__ACTION ITEM__
What are the lines, copied exactly, from the one containing "Transcribe this image's" through the last line of the records below, both included?

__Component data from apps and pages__
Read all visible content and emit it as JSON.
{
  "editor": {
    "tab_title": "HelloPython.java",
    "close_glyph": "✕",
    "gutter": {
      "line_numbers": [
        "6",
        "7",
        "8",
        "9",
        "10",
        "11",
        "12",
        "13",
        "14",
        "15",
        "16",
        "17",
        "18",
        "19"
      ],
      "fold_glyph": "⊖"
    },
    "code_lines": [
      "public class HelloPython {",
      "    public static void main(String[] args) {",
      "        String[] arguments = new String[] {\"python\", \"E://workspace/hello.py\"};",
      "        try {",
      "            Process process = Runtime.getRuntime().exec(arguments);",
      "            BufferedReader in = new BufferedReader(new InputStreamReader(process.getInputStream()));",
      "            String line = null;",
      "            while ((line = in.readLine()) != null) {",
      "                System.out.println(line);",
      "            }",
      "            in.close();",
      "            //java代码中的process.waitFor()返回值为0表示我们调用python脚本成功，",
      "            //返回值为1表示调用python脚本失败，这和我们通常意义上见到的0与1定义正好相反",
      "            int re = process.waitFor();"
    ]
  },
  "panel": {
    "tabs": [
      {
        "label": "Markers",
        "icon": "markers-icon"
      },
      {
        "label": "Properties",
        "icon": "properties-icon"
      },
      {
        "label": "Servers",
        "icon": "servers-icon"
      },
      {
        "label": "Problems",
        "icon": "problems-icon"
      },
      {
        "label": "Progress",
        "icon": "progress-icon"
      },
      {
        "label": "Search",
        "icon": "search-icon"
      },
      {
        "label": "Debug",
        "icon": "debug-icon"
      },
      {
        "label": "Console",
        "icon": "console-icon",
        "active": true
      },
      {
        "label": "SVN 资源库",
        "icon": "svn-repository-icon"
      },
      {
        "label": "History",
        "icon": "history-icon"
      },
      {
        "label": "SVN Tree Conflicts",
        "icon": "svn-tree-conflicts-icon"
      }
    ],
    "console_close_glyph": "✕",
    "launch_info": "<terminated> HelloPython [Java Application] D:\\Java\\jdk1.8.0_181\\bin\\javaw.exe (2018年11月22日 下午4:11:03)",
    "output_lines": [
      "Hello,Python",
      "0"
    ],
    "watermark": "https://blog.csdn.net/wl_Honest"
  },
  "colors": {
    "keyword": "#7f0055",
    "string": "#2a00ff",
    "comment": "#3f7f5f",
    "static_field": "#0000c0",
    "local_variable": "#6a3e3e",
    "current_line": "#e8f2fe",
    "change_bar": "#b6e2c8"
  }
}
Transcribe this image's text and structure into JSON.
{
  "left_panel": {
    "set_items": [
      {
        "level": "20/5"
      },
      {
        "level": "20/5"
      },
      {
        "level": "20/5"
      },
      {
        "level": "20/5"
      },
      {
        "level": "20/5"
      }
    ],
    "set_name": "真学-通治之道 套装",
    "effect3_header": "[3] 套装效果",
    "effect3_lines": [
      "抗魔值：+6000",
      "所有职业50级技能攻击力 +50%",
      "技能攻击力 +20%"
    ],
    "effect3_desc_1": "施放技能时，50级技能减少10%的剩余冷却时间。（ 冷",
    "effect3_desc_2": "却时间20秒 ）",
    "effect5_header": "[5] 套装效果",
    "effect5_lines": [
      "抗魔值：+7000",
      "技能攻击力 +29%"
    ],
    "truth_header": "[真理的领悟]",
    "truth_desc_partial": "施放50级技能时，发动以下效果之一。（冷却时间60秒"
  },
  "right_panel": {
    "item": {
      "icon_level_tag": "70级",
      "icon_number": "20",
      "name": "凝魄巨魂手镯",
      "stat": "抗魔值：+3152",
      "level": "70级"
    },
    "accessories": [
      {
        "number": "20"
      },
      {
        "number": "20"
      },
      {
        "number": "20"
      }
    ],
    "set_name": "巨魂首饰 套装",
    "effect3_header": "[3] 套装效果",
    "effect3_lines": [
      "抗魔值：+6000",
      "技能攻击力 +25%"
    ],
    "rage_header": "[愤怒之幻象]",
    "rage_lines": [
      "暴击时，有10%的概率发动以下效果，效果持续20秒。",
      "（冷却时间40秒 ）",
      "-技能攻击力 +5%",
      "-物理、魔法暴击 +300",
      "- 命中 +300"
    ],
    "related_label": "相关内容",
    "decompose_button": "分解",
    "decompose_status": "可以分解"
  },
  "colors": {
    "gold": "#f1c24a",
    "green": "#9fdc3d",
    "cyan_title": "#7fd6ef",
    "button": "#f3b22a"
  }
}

__ANSWER FOR THE TASK__
Transcribe this image's text and structure into JSON.
{
  "left_panel": {
    "set_items": [
      {
        "level": "20/5"
      },
      {
        "level": "20/5"
      },
      {
        "level": "20/5"
      },
      {
        "level": "20/5"
      },
      {
        "level": "20/5"
      }
    ],
    "set_name": "真学-通治之道 套装",
    "effect3_header": "[3] 套装效果",
    "effect3_lines": [
      "抗魔值：+6000",
      "所有职业50级技能攻击力 +50%",
      "技能攻击力 +20%"
    ],
    "effect3_desc_1": "施放技能时，50级技能减少10%的剩余冷却时间。（ 冷",
    "effect3_desc_2": "却时间20秒 ）",
    "effect5_header": "[5] 套装效果",
    "effect5_lines": [
      "抗魔值：+7000",
      "技能攻击力 +29%"
    ],
    "truth_header": "[真理的领悟]",
    "truth_desc_partial": "施放50级技能时，发动以下效果之一。（冷却时间60秒"
  },
  "right_panel": {
    "item": {
      "icon_level_tag": "70级",
      "icon_number": "20",
      "name": "凝魄巨魂手镯",
      "stat": "抗魔值：+3152",
      "level": "70级"
    },
    "accessories": [
      {
        "number": "20"
      },
      {
        "number": "20"
      },
      {
        "number": "20"
      }
    ],
    "set_name": "巨魂首饰 套装",
    "effect3_header": "[3] 套装效果",
    "effect3_lines": [
      "抗魔值：+6000",
      "技能攻击力 +25%"
    ],
    "rage_header": "[愤怒之幻象]",
    "rage_lines": [
      "暴击时，有10%的概率发动以下效果，效果持续20秒。",
      "（冷却时间40秒 ）",
      "-技能攻击力 +5%",
      "-物理、魔法暴击 +300",
      "- 命中 +300"
    ],
    "related_label": "相关内容",
    "decompose_button": "分解",
    "decompose_status": "可以分解"
  },
  "colors": {
    "gold": "#f1c24a",
    "green": "#9fdc3d",
    "cyan_title": "#7fd6ef",
    "button": "#f3b22a"
  }
}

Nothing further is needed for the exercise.